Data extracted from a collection
┌──

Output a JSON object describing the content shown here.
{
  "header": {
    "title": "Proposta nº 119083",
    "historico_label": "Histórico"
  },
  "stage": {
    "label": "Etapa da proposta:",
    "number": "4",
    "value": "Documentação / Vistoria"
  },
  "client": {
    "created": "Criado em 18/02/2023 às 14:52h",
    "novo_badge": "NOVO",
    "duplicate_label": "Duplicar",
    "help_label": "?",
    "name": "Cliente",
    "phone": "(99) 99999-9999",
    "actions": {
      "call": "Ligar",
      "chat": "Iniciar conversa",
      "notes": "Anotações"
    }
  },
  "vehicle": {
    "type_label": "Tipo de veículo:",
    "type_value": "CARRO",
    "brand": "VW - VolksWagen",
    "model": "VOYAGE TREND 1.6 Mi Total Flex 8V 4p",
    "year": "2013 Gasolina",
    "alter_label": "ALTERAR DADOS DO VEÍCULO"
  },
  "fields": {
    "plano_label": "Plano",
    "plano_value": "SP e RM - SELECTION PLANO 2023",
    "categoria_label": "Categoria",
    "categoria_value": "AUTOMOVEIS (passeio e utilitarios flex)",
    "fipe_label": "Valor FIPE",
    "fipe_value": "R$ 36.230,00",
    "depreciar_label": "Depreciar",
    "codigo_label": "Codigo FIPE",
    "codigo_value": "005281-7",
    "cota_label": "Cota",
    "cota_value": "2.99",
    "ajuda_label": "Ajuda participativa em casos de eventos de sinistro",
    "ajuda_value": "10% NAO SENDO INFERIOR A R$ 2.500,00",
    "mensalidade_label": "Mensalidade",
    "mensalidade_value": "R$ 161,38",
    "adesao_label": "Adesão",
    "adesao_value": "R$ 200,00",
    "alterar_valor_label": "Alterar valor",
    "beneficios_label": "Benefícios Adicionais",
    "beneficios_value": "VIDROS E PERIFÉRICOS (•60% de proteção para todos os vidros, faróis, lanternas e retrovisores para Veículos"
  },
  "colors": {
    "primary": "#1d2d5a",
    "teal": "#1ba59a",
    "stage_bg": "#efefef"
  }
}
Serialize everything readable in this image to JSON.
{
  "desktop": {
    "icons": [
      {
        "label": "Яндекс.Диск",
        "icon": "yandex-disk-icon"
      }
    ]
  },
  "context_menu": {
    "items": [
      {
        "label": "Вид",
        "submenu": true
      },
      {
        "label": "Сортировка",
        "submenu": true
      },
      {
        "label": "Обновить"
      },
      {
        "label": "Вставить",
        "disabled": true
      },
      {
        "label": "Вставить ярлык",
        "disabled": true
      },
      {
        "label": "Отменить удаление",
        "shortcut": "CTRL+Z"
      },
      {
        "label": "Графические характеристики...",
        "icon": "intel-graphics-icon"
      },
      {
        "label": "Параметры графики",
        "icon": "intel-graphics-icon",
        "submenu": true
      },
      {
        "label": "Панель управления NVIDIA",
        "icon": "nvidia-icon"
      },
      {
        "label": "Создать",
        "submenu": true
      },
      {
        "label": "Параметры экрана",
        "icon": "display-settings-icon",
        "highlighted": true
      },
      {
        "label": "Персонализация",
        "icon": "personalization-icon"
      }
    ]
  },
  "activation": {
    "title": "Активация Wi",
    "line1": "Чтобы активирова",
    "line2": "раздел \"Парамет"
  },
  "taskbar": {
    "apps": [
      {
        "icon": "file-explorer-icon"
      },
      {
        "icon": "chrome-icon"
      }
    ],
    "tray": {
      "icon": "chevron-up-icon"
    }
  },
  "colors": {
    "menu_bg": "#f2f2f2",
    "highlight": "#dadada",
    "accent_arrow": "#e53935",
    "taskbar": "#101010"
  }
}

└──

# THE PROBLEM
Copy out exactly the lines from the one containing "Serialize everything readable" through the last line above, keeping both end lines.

# ANSWER TO THE PROBLEM
Serialize everything readable in this image to JSON.
{
  "desktop": {
    "icons": [
      {
        "label": "Яндекс.Диск",
        "icon": "yandex-disk-icon"
      }
    ]
  },
  "context_menu": {
    "items": [
      {
        "label": "Вид",
        "submenu": true
      },
      {
        "label": "Сортировка",
        "submenu": true
      },
      {
        "label": "Обновить"
      },
      {
        "label": "Вставить",
        "disabled": true
      },
      {
        "label": "Вставить ярлык",
        "disabled": true
      },
      {
        "label": "Отменить удаление",
        "shortcut": "CTRL+Z"
      },
      {
        "label": "Графические характеристики...",
        "icon": "intel-graphics-icon"
      },
      {
        "label": "Параметры графики",
        "icon": "intel-graphics-icon",
        "submenu": true
      },
      {
        "label": "Панель управления NVIDIA",
        "icon": "nvidia-icon"
      },
      {
        "label": "Создать",
        "submenu": true
      },
      {
        "label": "Параметры экрана",
        "icon": "display-settings-icon",
        "highlighted": true
      },
      {
        "label": "Персонализация",
        "icon": "personalization-icon"
      }
    ]
  },
  "activation": {
    "title": "Активация Wi",
    "line1": "Чтобы активирова",
    "line2": "раздел \"Парамет"
  },
  "taskbar": {
    "apps": [
      {
        "icon": "file-explorer-icon"
      },
      {
        "icon": "chrome-icon"
      }
    ],
    "tray": {
      "icon": "chevron-up-icon"
    }
  },
  "colors": {
    "menu_bg": "#f2f2f2",
    "highlight": "#dadada",
    "accent_arrow": "#e53935",
    "taskbar": "#101010"
  }
}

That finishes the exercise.